### What is being asked
Go through the lines of the material and tally those with the string "name"; reply with the number alone.

(Entries provided)

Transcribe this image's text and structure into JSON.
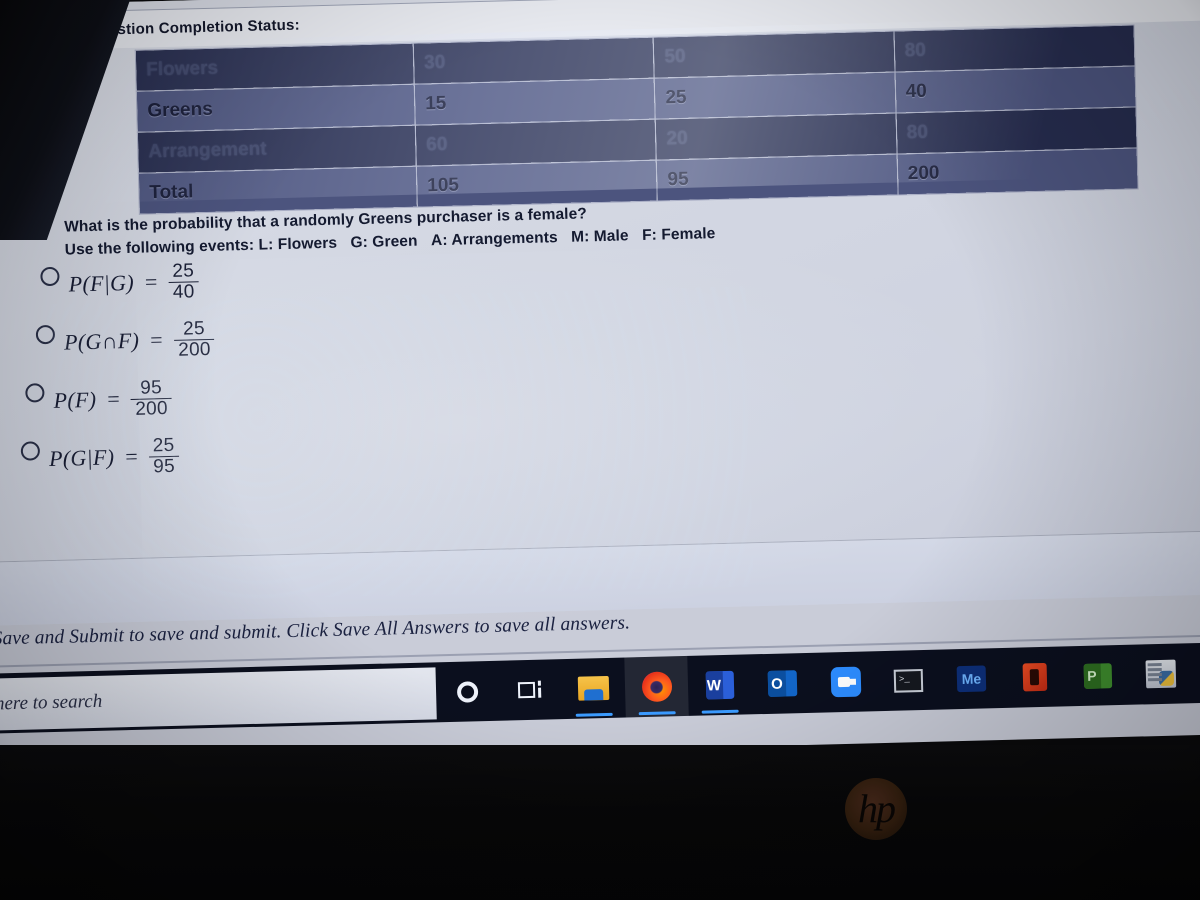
{
  "status_bar": {
    "caret_icon": "chevron-down-icon",
    "label": "Question Completion Status:"
  },
  "table": {
    "rows": [
      {
        "label": "Flowers",
        "cells": [
          "30",
          "50",
          "80"
        ],
        "shade": "dark"
      },
      {
        "label": "Greens",
        "cells": [
          "15",
          "25",
          "40"
        ],
        "shade": "light"
      },
      {
        "label": "Arrangement",
        "cells": [
          "60",
          "20",
          "80"
        ],
        "shade": "dark"
      },
      {
        "label": "Total",
        "cells": [
          "105",
          "95",
          "200"
        ],
        "shade": "light"
      }
    ]
  },
  "question": {
    "prompt": "What is the probability that a randomly Greens purchaser is a female?",
    "events_intro": "Use the following events:",
    "events": [
      {
        "key": "L:",
        "name": "Flowers"
      },
      {
        "key": "G:",
        "name": "Green"
      },
      {
        "key": "A:",
        "name": "Arrangements"
      },
      {
        "key": "M:",
        "name": "Male"
      },
      {
        "key": "F:",
        "name": "Female"
      }
    ]
  },
  "options": [
    {
      "expr": "P(F|G)",
      "eq": "=",
      "numerator": "25",
      "denominator": "40",
      "selected": false
    },
    {
      "expr": "P(G∩F)",
      "eq": "=",
      "numerator": "25",
      "denominator": "200",
      "selected": false
    },
    {
      "expr": "P(F)",
      "eq": "=",
      "numerator": "95",
      "denominator": "200",
      "selected": false
    },
    {
      "expr": "P(G|F)",
      "eq": "=",
      "numerator": "25",
      "denominator": "95",
      "selected": false
    }
  ],
  "footer": {
    "instructions": "Save and Submit to save and submit. Click Save All Answers to save all answers."
  },
  "taskbar": {
    "search_text": "pe here to search",
    "items": [
      {
        "icon": "cortana-icon",
        "running": false
      },
      {
        "icon": "task-view-icon",
        "running": false
      },
      {
        "icon": "file-explorer-icon",
        "running": true
      },
      {
        "icon": "firefox-icon",
        "running": true
      },
      {
        "icon": "word-icon",
        "running": true
      },
      {
        "icon": "outlook-icon",
        "running": false
      },
      {
        "icon": "zoom-icon",
        "running": false
      },
      {
        "icon": "command-prompt-icon",
        "running": false
      },
      {
        "icon": "me-icon",
        "running": false
      },
      {
        "icon": "office-icon",
        "running": false
      },
      {
        "icon": "publisher-icon",
        "running": false
      },
      {
        "icon": "python-ide-icon",
        "running": false
      }
    ]
  },
  "laptop": {
    "brand": "hp"
  }
}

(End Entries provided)

### Answer to this exercise
5